The Fresh Loaf

News & Information for Amateur Bakers and Artisan Bread Enthusiasts

How to Use My Starter

blackhorse16a's picture

How to Use My Starter

I've read a lot of posts here (great group of folks) but I'm still confused about what I need to do prior to using my starter.

I have been just taking it out of the fridge and using it to make a barm, providing I've fed it in the last three days. My rising has taken much longer than the recipes call for,

even at warm temps, and my bread is still pretty dense.. Should I be letting the starter get to RT before using? Shou;d I feed it nearer to using and leave at RT?

Any advice appreciated.



Ford's picture

For myself -- I now keep 100% hydration starter in the refrigerator. (Yes, it used to be 188%hydration.  My recipes still call for that.)

On the day before I want to bake. I remove 3 ounces and mix with 3 oz. unbleached A. P. flour and 3 oz. chlorine-free water.  I let this stand at room temperature for eight hours.  I then mix in 9 oz. unbleached A. P. flour and 9 oz. chlorine-free water.  This gives me 27 oz. of 100% starter.  I put 2 oz. back with my refrigerater starter along with a half oz. flour and a half oz. of chlorine free water.  (If I am making a whole wheat bread, I substitute whole wheat floour for the A. P. flour)

I now have 25 oz. 100% hydration starter to use as I see fit.  If I add 11 oz. of chlorine-free water, I will have 36 oz. of 188% hydation starter.

My bread recipes normally take about three to four hours for the final rise before baking, depending upon the temperature.  I do use an hour of poolish rise and an hour of preshaping rise.

Does this help?


Ford's picture

It sounds to me as though you do NOT yet have a real starter.  If you cannot get a small amount of starter to build on, then you must start fresh and this is a several week process.

See Mike Avery's instructions:


OR here are instructions from Debra Wink:

Debra Wink’s Sourdough Starter Recipe
There is nothing magic about the two tablespoons of measure used throughout the first three days.  Equal weights didn't provide a high enough ratio of acid to flour to suit me, and equal volumes did.  Two tablespoons is enough to mix easily without being overly wasteful (and just happens to be the volume of an eighth-cup coffee scoop, which is what I kept on the counter next to the flour and seed culture for quick, easy feeding).  These first few days don't really benefit from being particularly fussy with odd or precise measuring, so make it easy on yourself.  Keep it simple, and let Mother Nature do the rest.

Day 1: mix...
2 tablespoons whole grain flour* (wheat or rye)
2 tablespoons pineapple juice , orange juice, or apple cider

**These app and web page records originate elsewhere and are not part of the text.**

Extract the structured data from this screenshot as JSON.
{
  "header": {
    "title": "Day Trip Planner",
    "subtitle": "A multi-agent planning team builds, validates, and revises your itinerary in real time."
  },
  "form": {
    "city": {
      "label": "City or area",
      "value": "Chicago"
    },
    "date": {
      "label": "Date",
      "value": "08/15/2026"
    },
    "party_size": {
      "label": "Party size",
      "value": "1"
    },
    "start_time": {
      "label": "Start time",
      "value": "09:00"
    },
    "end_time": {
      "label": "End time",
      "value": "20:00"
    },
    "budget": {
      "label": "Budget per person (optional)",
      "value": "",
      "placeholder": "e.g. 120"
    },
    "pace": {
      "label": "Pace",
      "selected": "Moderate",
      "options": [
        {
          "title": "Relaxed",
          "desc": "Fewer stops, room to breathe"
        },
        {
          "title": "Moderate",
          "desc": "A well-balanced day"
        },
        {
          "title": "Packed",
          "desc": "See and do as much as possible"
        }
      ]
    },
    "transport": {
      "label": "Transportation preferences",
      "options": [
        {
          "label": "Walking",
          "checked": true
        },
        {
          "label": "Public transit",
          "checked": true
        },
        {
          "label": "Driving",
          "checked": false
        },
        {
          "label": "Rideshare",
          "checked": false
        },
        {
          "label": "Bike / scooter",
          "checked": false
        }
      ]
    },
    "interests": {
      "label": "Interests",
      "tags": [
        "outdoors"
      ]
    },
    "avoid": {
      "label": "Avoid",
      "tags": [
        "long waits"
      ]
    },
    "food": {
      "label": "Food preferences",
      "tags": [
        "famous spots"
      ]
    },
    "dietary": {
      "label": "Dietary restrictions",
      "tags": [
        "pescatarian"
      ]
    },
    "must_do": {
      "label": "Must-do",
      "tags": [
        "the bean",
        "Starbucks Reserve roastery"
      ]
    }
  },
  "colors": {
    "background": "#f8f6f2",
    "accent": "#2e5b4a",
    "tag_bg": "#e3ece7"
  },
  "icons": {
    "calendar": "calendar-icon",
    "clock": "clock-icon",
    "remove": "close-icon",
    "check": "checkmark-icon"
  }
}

Day 2: add...
2 tablespoons whole grain flour*
2 tablespoons juice or cider

Day 3: add...
2 tablespoons whole grain flour*
2 tablespoons juice or cider

Day 4: (and once daily until it starts to expand and smell yeasty), mix . . .
2 oz. of the starter (1/4 cup after stirring down-discard the rest)
1 oz. flour** (scant 1/4 cup)
1 oz. water (2 tablespoons)

* Organic is not a requirement, nor does it need to be freshly ground.

**You can feed the starter/seed culture whatever you would like at this point.  White flour, either bread (unbleached) or a strong unbleached all-purpose like King Arthur or a Canadian brand will turn it into a general-purpose white sourdough starter.  Feed it rye flour if you want a rye sour, or whole wheat, if you want to make 100% whole wheat breads.  If you're new to sourdough, a white starter is probably the best place to start.
On average, yeast cells begin to grow on day 3 or 4 in the warmer months, and on day 4 or 5 during colder times of the year, but results vary by circumstance.  Feed once a day, taking care not to leave mold-promoting residue clinging to the sides or lid of your bowl or container, and refer back to the different phases to track progress.  Once you have yeast growing (but not before), you can and should gradually step up the feeding to two or three times a day, and/or give it bigger refreshments.  This is the point at which I generally defer to the sourdough experts.  There are several good books on sourdough that address the topic of starter maintenance and how to use it in bread.  Just keep in mind that the first days of the seed culture process have nothing to do with developing flavor or even fostering the most desirable species.  The object is simply to move through the succession and get the starter up and running.  The fine-tuning begins there.  Once yeast are growing well, choose the hydration, temperature and feeding routine that suits you, and the populations will shift in response to the flour and conditions that you set up for maintenance.
One more thing I have found is that with regular feeding at room temperature, new starters seem to improve and get more fragrant right around the two-week mark.  Maybe this coincides with the appearance of Lactobacillus sanfranciscensis mentioned previously.  It is generally regarded as the most desirable species, as well as the one found to be the most common in traditional sourdough.  A Fifth Phase?  Obviously, there is still more to learn.  -Debra Wink


Good luck -- Ford